police post in Garissa, a city near Somalia, killed two civilians, inspector
general of police, David Kimaiyo, told reporters. He also said a bomb exploded
in the Mandera area, also near the border, causing no casualties. He did not
say who was behind the incidents and voters were undeterred, with long lines
forming across the nation.
In the early hours before voting, some Kenyans blew whistles
and trumpet-like "vuvuzelas" to wake up voters. But others remain
fearful that broader violence could flare.
"Our future is
uncertain but we long for peace and victory is on our side this time
round," said Odinga supporter 32-year-old Eunice Auma in Kisumu, a
flashpoint after the 2007 vote. "However, should our candidate [Odinga]
fail to clinch victory. I'm afraid violence will erupt," she said.
Mwai Kibaki, barred from seeking a third five-year term, made what he described
as a "passionate plea" for a peaceful vote. The candidates have
pledged to accept the result. But the close race has raised the sense of
Though well ahead of
six other contenders, polls suggest Odinga and Kenyatta will struggle to secure
enough ballots for an outright victory in the first round. That could set the
stage for a tense run-off tentatively set for April 11, while a narrow
first-round win could raise prospects for challenges.
The West is fretting
about the outcome because one leading candidate, Kenyatta, 51, has been
indicted by the International Criminal Court with his running mate, William
Ruto, for orchestrating the post-2007 vote violence.
He denies the
charges. But, if he wins, it would present a diplomatic dilemma for Western
nations that are big aid donors to Kenya. To try to prevent a repeat of the
contested outcome that sparked the violence after the December 2007 vote, a
new, broadly respected election commission is using more technology to prevent
fraud, speed up counting and increase transparency.
This could lead to a
swifter announcement of results, after delays in 2007 fuelled the crisis.
Provisional figures may emerge within hours of polls closing, although the
commission has seven days to declare the official outcome. Some voters still
grumbled about the slow process as lines snaked hundreds of metres from the polling
beginning to fall and faint on the queue," said Peter Gichuchi, waiting
for hours in the steamy heat of Mombasa. To build confidence, Kenya has passed

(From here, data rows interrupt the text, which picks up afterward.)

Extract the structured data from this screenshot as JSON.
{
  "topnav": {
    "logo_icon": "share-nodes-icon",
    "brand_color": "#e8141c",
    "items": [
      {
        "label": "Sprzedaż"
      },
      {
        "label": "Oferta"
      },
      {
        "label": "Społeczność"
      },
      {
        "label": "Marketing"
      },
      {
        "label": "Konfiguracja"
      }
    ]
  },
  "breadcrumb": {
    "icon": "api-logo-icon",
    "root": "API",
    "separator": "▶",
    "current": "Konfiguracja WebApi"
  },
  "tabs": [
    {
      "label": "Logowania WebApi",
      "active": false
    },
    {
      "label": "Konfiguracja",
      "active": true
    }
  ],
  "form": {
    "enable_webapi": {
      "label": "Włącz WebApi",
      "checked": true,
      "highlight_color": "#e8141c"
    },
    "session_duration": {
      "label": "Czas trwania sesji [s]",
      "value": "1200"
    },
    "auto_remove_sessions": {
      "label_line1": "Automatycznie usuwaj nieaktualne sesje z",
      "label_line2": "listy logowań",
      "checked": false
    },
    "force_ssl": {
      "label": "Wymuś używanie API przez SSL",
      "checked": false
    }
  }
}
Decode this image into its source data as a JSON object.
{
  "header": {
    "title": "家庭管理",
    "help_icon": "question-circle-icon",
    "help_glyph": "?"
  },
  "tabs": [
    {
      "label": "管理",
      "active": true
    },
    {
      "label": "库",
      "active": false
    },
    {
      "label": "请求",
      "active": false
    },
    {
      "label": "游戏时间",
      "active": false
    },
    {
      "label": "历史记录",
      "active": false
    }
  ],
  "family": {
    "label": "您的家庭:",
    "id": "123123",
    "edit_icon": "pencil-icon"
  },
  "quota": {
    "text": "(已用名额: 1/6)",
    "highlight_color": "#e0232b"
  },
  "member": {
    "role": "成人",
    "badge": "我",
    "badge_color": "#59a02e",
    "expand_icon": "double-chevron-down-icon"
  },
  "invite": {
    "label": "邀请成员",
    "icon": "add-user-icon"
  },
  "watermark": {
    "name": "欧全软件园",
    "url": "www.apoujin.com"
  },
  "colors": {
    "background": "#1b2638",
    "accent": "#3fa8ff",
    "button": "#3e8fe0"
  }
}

a new constitution since 2007, police chiefs have deployed extra forces to maintain
security and there is a more independent judiciary which commands greater
Officials have appealed to candidates to raise any
challenges in the courts and not on the streets. Even so, Odinga, 68, has
raised a warning flag, telling Reuters two days before the vote that the
commission had by "design or omission" failed to register all voters
in his strongholds, a charge the commission denies.
On Monday, he condemned the violence. Alongside the
presidential race, there are hotly contested elections for senators, county
governors, members of parliament, women representatives in county assemblies
and civic leaders.